14.JMP 4 001 002 003 004
14.TB 9 009 010 011 016 023 025 028 037 041
Chapter 15: Understanding Uncertainty through Simulation
15.CQ 3 001 002 003
15.E 25 001 002 003 004 005 006 007 008 009 010 011 012 013 014 015 016 017 018 019 020 021 022 023 501.XP 502.XP
Chapter 16: Psychological Influences on Personal Probability
16.E 24 001 002 003 004 005 006 007 008 009 010 011 012 013 014 015 017 018 019 021 022 023 024 501.XP 502.XP
Chapter 17: When Intuition Differs from Relative Frequency
17.CQ 2 001 002
17.E 27 001 002 003 004 005 007 008 009 010 011 012 013 014 015 016 018 019 020 021 022 023 024 026 027 028 029 501.XP

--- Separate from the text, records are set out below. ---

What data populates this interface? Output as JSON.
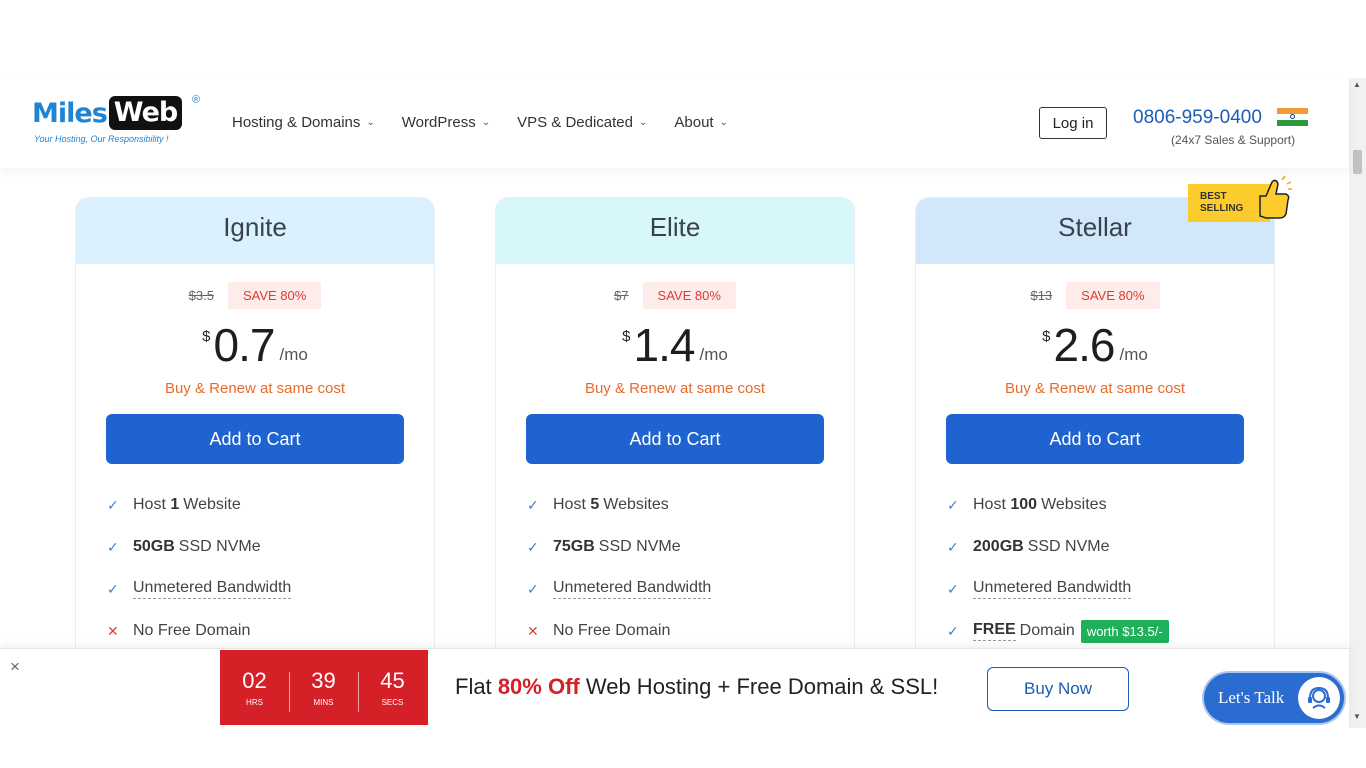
{
  "header": {
    "logo": {
      "miles": "Miles",
      "web": "Web",
      "reg": "®",
      "tagline": "Your Hosting, Our Responsibility !"
    },
    "nav": [
      {
        "label": "Hosting & Domains"
      },
      {
        "label": "WordPress"
      },
      {
        "label": "VPS & Dedicated"
      },
      {
        "label": "About"
      }
    ],
    "login_label": "Log in",
    "phone": "0806-959-0400",
    "support_text": "(24x7 Sales & Support)"
  },
  "best_selling": {
    "line1": "BEST",
    "line2": "SELLING"
  },
  "plans": [
    {
      "name": "Ignite",
      "old_price": "$3.5",
      "save": "SAVE 80%",
      "currency": "$",
      "price": "0.7",
      "period": "/mo",
      "renew": "Buy & Renew at same cost",
      "cta": "Add to Cart",
      "features": [
        {
          "pre": "Host",
          "bold": "1",
          "post": "Website"
        },
        {
          "bold": "50GB",
          "post": "SSD NVMe"
        },
        {
          "text": "Unmetered Bandwidth"
        },
        {
          "text": "No Free Domain"
        }
      ]
    },
    {
      "name": "Elite",
      "old_price": "$7",
      "save": "SAVE 80%",
      "currency": "$",
      "price": "1.4",
      "period": "/mo",
      "renew": "Buy & Renew at same cost",
      "cta": "Add to Cart",
      "features": [
        {
          "pre": "Host",
          "bold": "5",
          "post": "Websites"
        },
        {
          "bold": "75GB",
          "post": "SSD NVMe"
        },
        {
          "text": "Unmetered Bandwidth"
        },
        {
          "text": "No Free Domain"
        }
      ]
    },
    {
      "name": "Stellar",
      "old_price": "$13",
      "save": "SAVE 80%",
      "currency": "$",
      "price": "2.6",
      "period": "/mo",
      "renew": "Buy & Renew at same cost",
      "cta": "Add to Cart",
      "features": [
        {
          "pre": "Host",
          "bold": "100",
          "post": "Websites"
        },
        {
          "bold": "200GB",
          "post": "SSD NVMe"
        },
        {
          "text": "Unmetered Bandwidth"
        },
        {
          "bold": "FREE",
          "post": "Domain",
          "badge": "worth $13.5/-"
        }
      ]
    }
  ],
  "promo": {
    "close": "×",
    "timer": [
      {
        "num": "02",
        "label": "HRS"
      },
      {
        "num": "39",
        "label": "MINS"
      },
      {
        "num": "45",
        "label": "SECS"
      }
    ],
    "text_pre": "Flat",
    "text_highlight": "80% Off",
    "text_post": "Web Hosting + Free Domain & SSL!",
    "buy_now": "Buy Now",
    "lets_talk": "Let's Talk"
  },
  "colors": {
    "brand_blue": "#1f63d0",
    "accent_red": "#d52027",
    "renew_orange": "#e86b2c",
    "worth_green": "#1fb05a"
  }
}
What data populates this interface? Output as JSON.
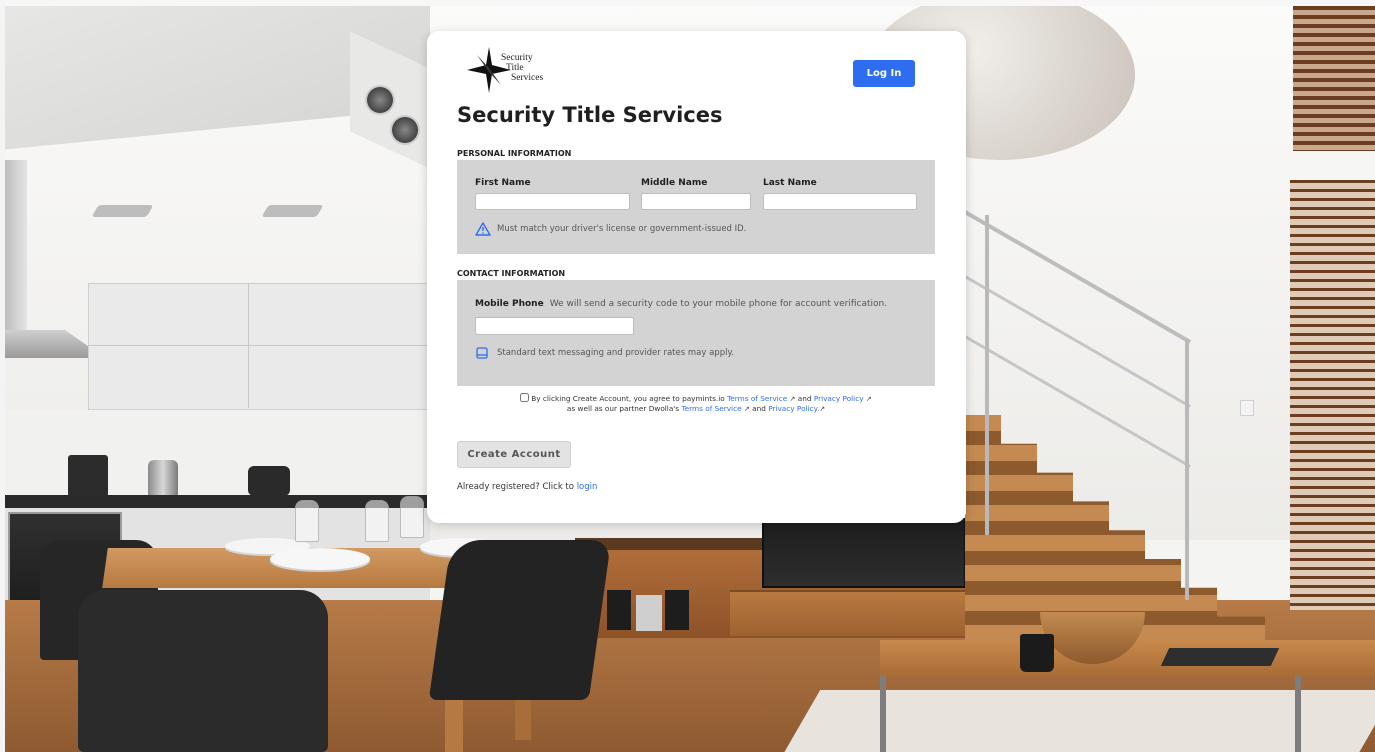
{
  "brand": {
    "logo_lines": [
      "Security",
      "Title",
      "Services"
    ]
  },
  "header": {
    "login_button": "Log In"
  },
  "page_title": "Security Title Services",
  "personal": {
    "section_label": "PERSONAL INFORMATION",
    "first_name_label": "First Name",
    "middle_name_label": "Middle Name",
    "last_name_label": "Last Name",
    "first_name_value": "",
    "middle_name_value": "",
    "last_name_value": "",
    "id_note": "Must match your driver's license or government-issued ID."
  },
  "contact": {
    "section_label": "CONTACT INFORMATION",
    "mobile_label": "Mobile Phone",
    "mobile_hint": "We will send a security code to your mobile phone for account verification.",
    "mobile_value": "",
    "rates_note": "Standard text messaging and provider rates may apply."
  },
  "agreement": {
    "checked": false,
    "line1_prefix": "By clicking Create Account, you agree to paymints.io",
    "terms_link": "Terms of Service",
    "and": "and",
    "privacy_link": "Privacy Policy",
    "line2_prefix": "as well as our partner Dwolla's",
    "dwolla_terms_link": "Terms of Service",
    "and2": "and",
    "dwolla_privacy_link": "Privacy Policy."
  },
  "actions": {
    "create_account": "Create Account",
    "already_text": "Already registered? Click to",
    "login_link": "login"
  },
  "colors": {
    "accent": "#2f6df0",
    "panel": "#d3d3d3",
    "card": "#ffffff"
  },
  "icons": [
    "warning-triangle-icon",
    "device-icon",
    "external-link-icon",
    "logo-star-icon"
  ]
}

17.TB 7 009 012 015 023 024 025 029
Chapter 18: Understanding the Economic News
18.E 25 001 002 003 004 005 006 008 009 010 011 012 013 015 016 017 018 019 020 021 022 023 024 025 501.XP 502.XP
Chapter 19: The Diversity of Samples from the Same Population
19.CQ 8 001 002 003 004 005 006 007 008
19.E 21 001 002 003 004 007 008 009 010 011 012 013 014 015 016 017 018 019 020 501.XP 502.XP 503.XP
19.Lab 6 001.Excel 001.JMP 001.Minitab 001.R 001.SPSS 001.TI
19.SIP 1 001
19.TB 6 022 023 029 036 038 046
Chapter 20: Estimating Proportions with Confidence
20.E 27 001 002 003 004 005 006 007 008 009 010 012 013 014 015 016 017 018 019 020 021 022 023 024 025 026 501.XP 502.XP
20.JMP 3 001 002 003
20.Lab 6 001.Excel 001.JMP 001.Minitab 001.R 001.SPSS 001.TI
20.TB 5 005 007 015 026 027
Chapter 21: The Role of Confidence Intervals in Research
21.CQ 12 001 002 003 004 005 006 007 008 009 010 011 012
21.E 33 001 003 004 005 006 007 008 009 010 011 012 013 014 015 016 017 018 019 020 021 022 023 024 025 026 027 028 029 030 031 032 501.XP 502.XP
21.JMP 14 001 002 003 004 005 006 007 008 009 010 011 012 013 014
21.Lab 12 001.Excel 001.JMP 001.Minitab 001.R 001.SPSS 001.TI 002.Excel 002.JMP 002.Minitab 002.R 002.SPSS 002.TI
21.SIP 1 001
21.TB 5 018 019 020 028 037
Chapter 22: Rejecting Chance—Testing Hypotheses in Research
22.E 27 001 002 003 004 005 006 007 008 009 010 011 012 013 014 015 016 017 019 020 021 022 024 025 026 501.XP 502.XP 503.XP
22.JMP 6 001 002 003 004 005 006
22.SIP 3 001 002 003
22.TB 5 006 007 014 039 040
Chapter 23: Hypothesis Testing—Examples and Case Studies
23.CQ 18 001 002 003 004 005 006 007 008 009 010 011 012 013 014 015 016 017 018
23.E 33 001 002 004 005 006 007 008 009 010 011 012 013 014 015 016 017 018 019 020 021 022 023 024 025 026 027 028 029 030 031 032 501.XP 502.XP
23.JMP 14 001 002 003 004 005 006 007 008 009 010 011 012 013 014
23.Lab 12 001.Excel 001.JMP 001.Minitab 001.R 001.SPSS 001.TI 002.Excel 002.JMP 002.Minitab 002.R 002.SPSS 002.TI
23.SIP 3 001 002 003
23.TB 4 004 011 021 022
Chapter 24: Significance, Importance, and Undetected Differences
24.E 32 001 002 003 004 005 006 007 008 009 010 011 012 013 014 015 016 017 018 019 020 021 022 023 025 026 027 028 029 030 031 501.XP 502.XP
24.TB 6 005 006 013 024 030 037
Chapter 25: Meta-Analysis: Resolving Inconsistencies across Studies
25.E 16 001 002 003 006 007 008 009 010 011 012 013 014 015 016 017 501.XP
Chapter 26: Ethics in Statistical Studies
26.E 21 002 003 004 006 007 008 009 010 011 012 013 014 015 016 017 018 019 020 021 501.XP 502.XP
Chapter 27: Putting What You Have Learned to the Test
27.TB 6 006 007 012 013 046 047
Total 1254